* [WORK INSTRUCTIONS]: Filter the listing below, keeping only the lines with the word "Pera".

* [DATA SHOWN]:
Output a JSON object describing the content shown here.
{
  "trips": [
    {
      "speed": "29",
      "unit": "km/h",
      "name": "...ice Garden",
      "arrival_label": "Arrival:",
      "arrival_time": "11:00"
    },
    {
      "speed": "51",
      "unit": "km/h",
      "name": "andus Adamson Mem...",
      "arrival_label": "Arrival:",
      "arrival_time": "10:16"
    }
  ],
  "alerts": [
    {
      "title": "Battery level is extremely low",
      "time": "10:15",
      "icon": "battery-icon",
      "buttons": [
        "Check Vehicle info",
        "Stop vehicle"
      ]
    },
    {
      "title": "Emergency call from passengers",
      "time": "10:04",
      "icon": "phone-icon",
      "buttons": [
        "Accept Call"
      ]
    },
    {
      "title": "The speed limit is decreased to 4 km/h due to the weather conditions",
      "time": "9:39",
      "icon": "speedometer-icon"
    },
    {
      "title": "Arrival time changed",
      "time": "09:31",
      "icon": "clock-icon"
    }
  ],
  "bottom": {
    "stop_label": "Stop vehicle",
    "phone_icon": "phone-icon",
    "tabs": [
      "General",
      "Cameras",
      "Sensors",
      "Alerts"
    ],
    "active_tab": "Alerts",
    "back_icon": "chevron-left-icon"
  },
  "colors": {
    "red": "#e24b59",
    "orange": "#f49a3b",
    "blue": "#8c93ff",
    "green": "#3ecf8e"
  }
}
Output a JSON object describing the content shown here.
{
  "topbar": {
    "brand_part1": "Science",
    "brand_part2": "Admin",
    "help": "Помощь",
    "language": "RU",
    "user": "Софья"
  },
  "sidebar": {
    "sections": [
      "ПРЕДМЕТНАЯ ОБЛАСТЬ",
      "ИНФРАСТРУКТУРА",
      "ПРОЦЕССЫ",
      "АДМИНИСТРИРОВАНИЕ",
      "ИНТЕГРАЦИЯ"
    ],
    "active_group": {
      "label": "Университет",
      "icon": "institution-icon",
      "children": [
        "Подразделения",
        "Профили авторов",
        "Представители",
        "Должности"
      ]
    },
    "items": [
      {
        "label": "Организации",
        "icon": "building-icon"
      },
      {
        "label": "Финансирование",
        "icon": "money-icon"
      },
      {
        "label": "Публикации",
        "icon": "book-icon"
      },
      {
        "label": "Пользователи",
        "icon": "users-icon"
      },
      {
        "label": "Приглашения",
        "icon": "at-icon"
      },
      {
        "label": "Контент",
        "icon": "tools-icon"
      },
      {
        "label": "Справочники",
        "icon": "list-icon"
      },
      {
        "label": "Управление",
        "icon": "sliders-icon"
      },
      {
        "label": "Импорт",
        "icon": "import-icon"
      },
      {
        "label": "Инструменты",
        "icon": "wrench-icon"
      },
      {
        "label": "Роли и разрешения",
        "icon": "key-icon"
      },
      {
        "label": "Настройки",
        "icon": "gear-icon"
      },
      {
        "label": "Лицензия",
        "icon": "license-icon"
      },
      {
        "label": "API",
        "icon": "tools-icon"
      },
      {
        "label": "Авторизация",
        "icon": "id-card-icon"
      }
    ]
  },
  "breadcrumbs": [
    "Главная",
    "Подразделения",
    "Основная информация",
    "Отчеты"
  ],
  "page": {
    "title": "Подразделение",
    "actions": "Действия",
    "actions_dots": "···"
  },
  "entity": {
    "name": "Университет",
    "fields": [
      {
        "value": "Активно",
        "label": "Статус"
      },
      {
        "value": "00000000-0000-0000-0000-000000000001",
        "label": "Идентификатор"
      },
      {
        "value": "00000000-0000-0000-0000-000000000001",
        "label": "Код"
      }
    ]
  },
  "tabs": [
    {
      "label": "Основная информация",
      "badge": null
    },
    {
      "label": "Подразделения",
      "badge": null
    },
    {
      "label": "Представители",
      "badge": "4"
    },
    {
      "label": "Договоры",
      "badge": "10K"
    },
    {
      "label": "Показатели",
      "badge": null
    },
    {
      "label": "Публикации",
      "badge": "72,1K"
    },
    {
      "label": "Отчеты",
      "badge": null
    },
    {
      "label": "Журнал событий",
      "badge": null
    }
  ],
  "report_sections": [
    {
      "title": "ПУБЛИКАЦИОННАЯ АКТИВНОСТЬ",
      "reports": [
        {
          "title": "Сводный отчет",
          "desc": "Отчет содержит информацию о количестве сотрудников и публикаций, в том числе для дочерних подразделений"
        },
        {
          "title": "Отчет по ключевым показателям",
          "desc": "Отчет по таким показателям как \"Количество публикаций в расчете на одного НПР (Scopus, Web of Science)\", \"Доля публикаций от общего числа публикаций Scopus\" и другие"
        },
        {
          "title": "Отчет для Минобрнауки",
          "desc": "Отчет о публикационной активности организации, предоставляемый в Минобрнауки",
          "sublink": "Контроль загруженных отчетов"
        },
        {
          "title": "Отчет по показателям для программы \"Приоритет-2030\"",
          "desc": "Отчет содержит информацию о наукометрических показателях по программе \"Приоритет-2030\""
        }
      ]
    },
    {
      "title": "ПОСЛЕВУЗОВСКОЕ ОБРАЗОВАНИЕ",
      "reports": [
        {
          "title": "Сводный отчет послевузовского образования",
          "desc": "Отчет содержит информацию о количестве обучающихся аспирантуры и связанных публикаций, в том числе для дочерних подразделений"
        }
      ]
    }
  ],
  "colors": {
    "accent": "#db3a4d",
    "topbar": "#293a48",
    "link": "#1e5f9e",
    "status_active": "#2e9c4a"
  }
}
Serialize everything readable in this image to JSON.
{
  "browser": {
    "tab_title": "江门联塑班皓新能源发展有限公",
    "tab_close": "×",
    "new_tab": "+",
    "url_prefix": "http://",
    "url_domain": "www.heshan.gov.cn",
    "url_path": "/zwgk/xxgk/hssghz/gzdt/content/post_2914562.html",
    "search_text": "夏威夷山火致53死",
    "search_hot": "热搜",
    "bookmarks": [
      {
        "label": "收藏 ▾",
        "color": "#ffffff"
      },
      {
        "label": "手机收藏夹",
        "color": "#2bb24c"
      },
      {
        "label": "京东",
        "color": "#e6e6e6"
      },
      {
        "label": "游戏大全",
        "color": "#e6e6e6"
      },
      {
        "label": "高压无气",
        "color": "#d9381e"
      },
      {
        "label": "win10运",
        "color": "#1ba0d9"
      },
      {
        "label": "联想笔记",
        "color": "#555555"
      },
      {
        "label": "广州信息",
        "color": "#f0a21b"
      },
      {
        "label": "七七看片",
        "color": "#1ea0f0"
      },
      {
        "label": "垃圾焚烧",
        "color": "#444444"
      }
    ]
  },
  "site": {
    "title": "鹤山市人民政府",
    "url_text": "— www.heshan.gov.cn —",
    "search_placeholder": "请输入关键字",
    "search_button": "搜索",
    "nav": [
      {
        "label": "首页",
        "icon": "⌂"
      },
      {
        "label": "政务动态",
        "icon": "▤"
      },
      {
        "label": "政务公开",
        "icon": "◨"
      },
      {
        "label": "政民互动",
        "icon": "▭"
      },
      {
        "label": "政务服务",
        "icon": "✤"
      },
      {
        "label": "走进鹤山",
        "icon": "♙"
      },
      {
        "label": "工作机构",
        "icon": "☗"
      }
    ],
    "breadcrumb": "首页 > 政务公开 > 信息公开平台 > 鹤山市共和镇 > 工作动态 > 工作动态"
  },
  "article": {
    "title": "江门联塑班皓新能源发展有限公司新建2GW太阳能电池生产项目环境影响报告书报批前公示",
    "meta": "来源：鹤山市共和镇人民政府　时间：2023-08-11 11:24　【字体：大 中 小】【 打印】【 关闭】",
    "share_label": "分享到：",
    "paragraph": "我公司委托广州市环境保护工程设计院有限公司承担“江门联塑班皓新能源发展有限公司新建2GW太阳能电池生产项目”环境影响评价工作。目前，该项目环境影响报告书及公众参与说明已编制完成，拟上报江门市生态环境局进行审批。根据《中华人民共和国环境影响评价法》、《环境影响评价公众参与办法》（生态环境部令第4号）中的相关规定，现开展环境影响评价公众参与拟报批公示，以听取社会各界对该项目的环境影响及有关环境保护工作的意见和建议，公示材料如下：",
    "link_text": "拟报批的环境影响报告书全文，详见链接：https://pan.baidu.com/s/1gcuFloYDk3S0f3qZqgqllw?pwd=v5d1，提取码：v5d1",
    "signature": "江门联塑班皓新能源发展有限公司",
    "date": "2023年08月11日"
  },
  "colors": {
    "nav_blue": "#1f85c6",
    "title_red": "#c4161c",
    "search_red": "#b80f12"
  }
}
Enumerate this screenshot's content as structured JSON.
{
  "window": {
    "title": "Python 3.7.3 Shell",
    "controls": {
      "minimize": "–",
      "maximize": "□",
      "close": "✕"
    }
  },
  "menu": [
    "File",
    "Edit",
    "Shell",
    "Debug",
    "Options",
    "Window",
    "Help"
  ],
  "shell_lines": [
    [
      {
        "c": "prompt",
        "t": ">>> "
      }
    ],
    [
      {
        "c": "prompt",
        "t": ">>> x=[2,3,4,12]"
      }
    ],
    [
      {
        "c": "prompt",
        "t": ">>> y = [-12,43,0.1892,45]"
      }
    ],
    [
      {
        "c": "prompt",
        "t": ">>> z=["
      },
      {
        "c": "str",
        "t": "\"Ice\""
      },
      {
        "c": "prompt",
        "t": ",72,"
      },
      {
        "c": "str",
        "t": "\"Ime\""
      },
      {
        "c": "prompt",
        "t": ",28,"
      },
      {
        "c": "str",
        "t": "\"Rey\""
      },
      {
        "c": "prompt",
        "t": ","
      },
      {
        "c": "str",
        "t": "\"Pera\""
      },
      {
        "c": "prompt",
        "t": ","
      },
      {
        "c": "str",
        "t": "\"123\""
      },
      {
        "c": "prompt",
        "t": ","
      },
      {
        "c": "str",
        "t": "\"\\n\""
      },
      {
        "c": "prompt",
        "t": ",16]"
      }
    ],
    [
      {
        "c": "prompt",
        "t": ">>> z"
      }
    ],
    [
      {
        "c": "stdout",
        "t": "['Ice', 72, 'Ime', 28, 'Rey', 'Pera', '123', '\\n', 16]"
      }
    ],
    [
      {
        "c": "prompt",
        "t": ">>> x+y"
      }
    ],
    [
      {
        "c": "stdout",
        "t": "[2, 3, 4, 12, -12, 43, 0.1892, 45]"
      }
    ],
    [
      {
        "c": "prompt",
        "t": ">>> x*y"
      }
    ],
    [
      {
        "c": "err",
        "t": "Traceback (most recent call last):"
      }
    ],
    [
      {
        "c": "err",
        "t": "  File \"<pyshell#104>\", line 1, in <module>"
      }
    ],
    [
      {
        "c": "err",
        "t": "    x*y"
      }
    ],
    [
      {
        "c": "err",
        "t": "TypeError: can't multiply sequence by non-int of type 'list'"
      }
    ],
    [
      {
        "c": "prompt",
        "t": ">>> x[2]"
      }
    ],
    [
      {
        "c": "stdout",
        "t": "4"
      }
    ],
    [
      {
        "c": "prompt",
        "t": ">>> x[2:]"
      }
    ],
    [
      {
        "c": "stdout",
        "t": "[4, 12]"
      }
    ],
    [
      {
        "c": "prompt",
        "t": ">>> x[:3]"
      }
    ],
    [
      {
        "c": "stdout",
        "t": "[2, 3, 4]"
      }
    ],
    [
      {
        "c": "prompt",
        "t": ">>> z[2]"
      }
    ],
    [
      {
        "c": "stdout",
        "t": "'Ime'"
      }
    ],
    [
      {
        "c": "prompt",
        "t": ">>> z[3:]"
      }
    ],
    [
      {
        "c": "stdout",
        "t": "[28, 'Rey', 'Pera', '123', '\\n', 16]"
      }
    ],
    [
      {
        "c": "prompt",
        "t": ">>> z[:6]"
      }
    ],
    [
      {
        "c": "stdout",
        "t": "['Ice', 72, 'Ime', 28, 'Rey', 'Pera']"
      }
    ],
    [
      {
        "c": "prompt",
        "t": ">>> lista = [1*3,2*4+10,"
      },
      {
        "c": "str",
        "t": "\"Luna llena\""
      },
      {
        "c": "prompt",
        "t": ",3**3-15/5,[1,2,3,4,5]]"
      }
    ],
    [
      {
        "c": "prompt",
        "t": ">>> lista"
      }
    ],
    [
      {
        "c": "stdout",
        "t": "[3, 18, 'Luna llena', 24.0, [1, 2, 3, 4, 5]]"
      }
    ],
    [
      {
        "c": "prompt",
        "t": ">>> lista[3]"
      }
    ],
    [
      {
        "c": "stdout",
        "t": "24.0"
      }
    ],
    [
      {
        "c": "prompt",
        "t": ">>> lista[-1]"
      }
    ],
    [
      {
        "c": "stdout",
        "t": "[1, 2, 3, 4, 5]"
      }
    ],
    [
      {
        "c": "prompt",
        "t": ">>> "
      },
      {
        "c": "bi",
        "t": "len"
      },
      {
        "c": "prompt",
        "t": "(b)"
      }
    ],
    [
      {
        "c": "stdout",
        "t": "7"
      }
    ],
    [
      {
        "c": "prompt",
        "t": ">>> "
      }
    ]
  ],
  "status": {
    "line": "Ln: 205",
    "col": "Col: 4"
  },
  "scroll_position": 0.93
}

* [ANSWER FOR THE TASK]:
        "t": "\"Pera\""
        "t": "['Ice', 72, 'Ime', 28, 'Rey', 'Pera', '123', '\\n', 16]"
        "t": "[28, 'Rey', 'Pera', '123', '\\n', 16]"
        "t": "['Ice', 72, 'Ime', 28, 'Rey', 'Pera']"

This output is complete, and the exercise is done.